Dataset items:
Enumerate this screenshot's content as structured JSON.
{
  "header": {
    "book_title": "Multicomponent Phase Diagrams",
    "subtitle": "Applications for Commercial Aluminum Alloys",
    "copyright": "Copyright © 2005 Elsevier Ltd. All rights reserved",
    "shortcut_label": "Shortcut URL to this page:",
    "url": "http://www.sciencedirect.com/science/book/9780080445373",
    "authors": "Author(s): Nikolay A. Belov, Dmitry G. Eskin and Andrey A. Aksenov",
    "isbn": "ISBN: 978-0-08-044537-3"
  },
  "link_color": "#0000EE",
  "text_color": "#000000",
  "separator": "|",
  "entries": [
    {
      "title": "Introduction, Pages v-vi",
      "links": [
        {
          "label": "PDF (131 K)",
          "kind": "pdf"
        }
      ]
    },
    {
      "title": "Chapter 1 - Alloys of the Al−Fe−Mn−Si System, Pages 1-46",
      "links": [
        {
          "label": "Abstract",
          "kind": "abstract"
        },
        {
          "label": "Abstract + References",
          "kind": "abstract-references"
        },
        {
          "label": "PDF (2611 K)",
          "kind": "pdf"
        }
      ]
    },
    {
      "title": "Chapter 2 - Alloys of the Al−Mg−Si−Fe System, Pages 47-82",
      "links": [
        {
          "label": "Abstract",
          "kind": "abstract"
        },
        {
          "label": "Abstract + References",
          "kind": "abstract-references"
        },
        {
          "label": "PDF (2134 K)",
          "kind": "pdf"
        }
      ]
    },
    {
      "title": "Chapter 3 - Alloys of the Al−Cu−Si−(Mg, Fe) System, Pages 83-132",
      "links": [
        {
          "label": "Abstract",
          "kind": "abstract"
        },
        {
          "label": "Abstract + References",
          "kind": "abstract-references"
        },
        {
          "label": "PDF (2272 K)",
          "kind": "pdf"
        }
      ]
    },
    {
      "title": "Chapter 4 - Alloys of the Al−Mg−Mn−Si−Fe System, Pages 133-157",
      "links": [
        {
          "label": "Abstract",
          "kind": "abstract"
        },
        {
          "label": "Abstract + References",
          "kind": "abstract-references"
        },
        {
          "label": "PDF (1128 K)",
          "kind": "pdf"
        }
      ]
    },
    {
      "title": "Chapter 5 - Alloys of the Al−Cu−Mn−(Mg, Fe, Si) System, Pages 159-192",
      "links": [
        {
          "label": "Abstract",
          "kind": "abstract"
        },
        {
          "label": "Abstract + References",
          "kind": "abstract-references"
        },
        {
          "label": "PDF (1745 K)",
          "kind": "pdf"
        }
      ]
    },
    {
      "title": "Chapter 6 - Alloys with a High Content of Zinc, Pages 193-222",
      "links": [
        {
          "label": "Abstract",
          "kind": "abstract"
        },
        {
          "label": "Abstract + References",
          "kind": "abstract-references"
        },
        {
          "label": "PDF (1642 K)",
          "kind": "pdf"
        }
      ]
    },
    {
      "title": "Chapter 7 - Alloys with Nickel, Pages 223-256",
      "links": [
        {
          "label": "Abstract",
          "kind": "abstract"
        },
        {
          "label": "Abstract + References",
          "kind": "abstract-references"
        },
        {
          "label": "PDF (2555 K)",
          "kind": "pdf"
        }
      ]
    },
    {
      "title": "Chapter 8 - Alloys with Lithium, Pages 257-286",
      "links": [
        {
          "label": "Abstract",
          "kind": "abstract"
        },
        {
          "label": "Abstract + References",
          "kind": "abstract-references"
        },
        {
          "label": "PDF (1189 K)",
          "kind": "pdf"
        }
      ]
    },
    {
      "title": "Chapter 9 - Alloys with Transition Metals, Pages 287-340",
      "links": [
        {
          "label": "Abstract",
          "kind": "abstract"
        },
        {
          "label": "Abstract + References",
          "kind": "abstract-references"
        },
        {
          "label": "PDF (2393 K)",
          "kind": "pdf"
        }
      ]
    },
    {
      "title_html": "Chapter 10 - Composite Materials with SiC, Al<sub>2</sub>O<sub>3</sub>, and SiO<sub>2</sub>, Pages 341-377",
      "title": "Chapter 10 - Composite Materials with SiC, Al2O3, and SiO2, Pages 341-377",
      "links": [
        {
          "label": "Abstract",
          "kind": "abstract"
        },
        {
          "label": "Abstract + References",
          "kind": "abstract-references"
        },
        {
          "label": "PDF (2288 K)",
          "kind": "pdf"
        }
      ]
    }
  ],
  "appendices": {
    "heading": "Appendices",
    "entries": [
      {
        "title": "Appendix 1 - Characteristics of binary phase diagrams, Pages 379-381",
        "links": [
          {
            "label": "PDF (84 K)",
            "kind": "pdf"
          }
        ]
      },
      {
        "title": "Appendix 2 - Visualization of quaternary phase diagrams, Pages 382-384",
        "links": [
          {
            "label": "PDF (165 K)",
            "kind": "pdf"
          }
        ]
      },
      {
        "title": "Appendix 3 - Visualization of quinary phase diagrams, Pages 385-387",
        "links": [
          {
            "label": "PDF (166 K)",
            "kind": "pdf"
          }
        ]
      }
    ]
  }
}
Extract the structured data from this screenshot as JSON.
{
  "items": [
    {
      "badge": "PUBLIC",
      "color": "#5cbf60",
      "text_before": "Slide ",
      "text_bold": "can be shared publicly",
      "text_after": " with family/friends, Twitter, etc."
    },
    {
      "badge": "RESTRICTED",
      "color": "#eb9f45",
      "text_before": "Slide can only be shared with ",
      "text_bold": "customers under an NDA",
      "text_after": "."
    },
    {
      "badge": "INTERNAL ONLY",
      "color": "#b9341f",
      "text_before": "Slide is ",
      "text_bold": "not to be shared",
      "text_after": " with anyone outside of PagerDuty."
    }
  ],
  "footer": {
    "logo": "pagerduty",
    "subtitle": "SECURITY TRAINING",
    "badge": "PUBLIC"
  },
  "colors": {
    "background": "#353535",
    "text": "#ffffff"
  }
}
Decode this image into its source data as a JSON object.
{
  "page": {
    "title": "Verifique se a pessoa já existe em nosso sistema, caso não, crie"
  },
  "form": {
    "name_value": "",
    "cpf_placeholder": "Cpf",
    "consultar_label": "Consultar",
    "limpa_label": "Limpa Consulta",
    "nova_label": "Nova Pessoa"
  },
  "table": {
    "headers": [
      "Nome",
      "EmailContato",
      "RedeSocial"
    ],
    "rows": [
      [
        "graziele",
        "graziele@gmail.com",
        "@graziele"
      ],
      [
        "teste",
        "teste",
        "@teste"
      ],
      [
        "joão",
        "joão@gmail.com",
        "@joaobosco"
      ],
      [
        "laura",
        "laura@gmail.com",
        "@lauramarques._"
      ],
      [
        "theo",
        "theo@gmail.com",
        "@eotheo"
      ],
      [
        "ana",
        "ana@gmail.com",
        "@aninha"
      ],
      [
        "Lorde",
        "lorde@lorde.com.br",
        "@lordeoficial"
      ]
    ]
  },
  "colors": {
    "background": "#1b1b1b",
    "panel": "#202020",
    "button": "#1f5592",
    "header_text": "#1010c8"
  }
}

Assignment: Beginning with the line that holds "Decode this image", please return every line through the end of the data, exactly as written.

Solution to this problem:
Decode this image into its source data as a JSON object.
{
  "page": {
    "title": "Verifique se a pessoa já existe em nosso sistema, caso não, crie"
  },
  "form": {
    "name_value": "",
    "cpf_placeholder": "Cpf",
    "consultar_label": "Consultar",
    "limpa_label": "Limpa Consulta",
    "nova_label": "Nova Pessoa"
  },
  "table": {
    "headers": [
      "Nome",
      "EmailContato",
      "RedeSocial"
    ],
    "rows": [
      [
        "graziele",
        "graziele@gmail.com",
        "@graziele"
      ],
      [
        "teste",
        "teste",
        "@teste"
      ],
      [
        "joão",
        "joão@gmail.com",
        "@joaobosco"
      ],
      [
        "laura",
        "laura@gmail.com",
        "@lauramarques._"
      ],
      [
        "theo",
        "theo@gmail.com",
        "@eotheo"
      ],
      [
        "ana",
        "ana@gmail.com",
        "@aninha"
      ],
      [
        "Lorde",
        "lorde@lorde.com.br",
        "@lordeoficial"
      ]
    ]
  },
  "colors": {
    "background": "#1b1b1b",
    "panel": "#202020",
    "button": "#1f5592",
    "header_text": "#1010c8"
  }
}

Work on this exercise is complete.